New York conservatives have even engaged in trutherism about the coronavirus that devastated the state this spring. Right-wing amateur sleuths, including provocateur James O’Keefe of the Westchester-based Project Veritas filmed misleading videos of empty parking lots outside New York hospitals to “prove” that the reported case rate of COVID-19 wasn’t real. Now, Republicans and conservatives are talking about openly defying Gov. Andrew Cuomo’s latest efforts to contain the virus’ spread. 

“I’ll be having more than 10 ppl at my house on Thanksgiving,” New York City Councilmember Joe Borelli announced on Twitter, following the news of new state rules limiting the size of gatherings. New York Post columnist Karol Markowicz chimed in with a digital pat on the back, and encouragement of her followers to “Be ready to, ahem, resist.” These comments echo Trump, who has egged on right-wing scofflaws demanding an end to coronavirus-containment measures, even as he ran on a “law and order” platform and his own government’s Centers for Disease Control advised against lifting those COVID-related restrictions. 

There was a time, just a few years ago, when Republicans could still vie for control of the state Senate, the governorship and the mayoralty of New York City. Now, even the Metropolitan Republican Club, which moderate GOP luminaries such as former Gov. Nelson Rockefeller once belonged to, chooses to host Gavin McInnes, the founder of the “Proud Boys,” an openly sexist and anti-Muslim group.

By sticking with the president and boosting Republican turnout, New York’s GOP may have gained a few legislative seats this year. But by embracing crazy conspiracy theories, and refusing to speak out against Trump’s attempt to overturn the election result, they may further damage their brand in much of the state. 

Like any good Trump-following party, they know who to blame for any political price they may pay: the media. “If these allegations were against Republicans instead of Democrats, they would be rioting and burning buildings down right now and the media would be calling for the election to be thrown out. Hypocrisy,” Langworthy tweeted this week while leaving little doubt about the type of democracy he is looking for moving forward. “Count every LEGAL vote!”

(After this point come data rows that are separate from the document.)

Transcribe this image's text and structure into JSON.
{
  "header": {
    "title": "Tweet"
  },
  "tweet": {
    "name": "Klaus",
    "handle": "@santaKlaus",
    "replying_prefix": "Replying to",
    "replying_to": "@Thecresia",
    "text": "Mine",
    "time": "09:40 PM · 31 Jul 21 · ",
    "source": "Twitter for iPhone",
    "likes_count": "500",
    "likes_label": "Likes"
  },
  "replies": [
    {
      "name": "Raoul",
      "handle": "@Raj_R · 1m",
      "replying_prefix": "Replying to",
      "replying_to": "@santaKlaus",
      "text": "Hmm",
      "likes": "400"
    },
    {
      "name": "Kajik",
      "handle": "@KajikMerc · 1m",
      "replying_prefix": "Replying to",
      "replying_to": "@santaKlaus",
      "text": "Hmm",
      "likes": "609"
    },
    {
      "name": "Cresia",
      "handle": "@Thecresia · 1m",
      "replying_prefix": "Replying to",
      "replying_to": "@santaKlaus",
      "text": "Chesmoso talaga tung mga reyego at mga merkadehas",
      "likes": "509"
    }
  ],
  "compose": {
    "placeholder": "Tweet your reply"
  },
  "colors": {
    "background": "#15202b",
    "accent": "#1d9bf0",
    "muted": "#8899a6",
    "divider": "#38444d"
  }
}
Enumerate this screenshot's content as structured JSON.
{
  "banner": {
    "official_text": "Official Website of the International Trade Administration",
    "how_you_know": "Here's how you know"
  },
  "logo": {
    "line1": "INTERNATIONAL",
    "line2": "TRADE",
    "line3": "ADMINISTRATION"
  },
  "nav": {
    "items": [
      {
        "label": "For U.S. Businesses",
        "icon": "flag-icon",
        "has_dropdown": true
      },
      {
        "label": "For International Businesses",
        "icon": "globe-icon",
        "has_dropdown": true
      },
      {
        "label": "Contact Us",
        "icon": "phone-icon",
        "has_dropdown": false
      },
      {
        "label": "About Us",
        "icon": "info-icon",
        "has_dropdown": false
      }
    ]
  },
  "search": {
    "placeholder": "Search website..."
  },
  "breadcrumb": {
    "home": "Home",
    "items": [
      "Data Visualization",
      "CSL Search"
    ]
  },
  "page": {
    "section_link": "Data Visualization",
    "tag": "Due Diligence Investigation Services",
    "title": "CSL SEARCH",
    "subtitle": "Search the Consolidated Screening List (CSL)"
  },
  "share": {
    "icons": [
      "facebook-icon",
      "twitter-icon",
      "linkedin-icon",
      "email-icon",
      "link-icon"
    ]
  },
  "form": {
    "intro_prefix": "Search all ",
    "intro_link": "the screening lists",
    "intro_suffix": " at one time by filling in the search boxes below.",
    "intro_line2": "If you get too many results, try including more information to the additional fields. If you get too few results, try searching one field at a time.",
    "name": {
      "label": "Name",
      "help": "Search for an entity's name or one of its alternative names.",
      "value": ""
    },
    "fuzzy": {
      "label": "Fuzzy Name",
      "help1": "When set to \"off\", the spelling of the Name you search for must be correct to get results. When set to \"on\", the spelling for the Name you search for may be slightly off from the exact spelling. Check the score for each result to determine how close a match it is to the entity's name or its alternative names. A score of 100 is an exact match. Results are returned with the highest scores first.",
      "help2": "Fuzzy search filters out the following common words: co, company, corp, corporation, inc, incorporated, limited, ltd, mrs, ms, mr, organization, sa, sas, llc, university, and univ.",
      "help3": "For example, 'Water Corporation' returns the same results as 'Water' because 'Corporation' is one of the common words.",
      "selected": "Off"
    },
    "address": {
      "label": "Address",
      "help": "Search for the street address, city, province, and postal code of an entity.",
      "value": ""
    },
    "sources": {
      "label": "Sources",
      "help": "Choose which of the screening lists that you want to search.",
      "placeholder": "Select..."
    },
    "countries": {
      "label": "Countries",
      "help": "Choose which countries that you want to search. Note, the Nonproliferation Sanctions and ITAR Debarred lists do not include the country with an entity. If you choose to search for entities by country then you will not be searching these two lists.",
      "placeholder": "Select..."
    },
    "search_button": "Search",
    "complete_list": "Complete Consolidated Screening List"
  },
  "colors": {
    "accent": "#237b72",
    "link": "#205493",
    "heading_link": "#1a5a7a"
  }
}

With reporting by Kimberly Gonzalez

Correction: Claudia Tenney is neither a supporter nor a believer in QAnon, according to her spokesperson.

Zach Williams
is senior state politics reporter at City & State.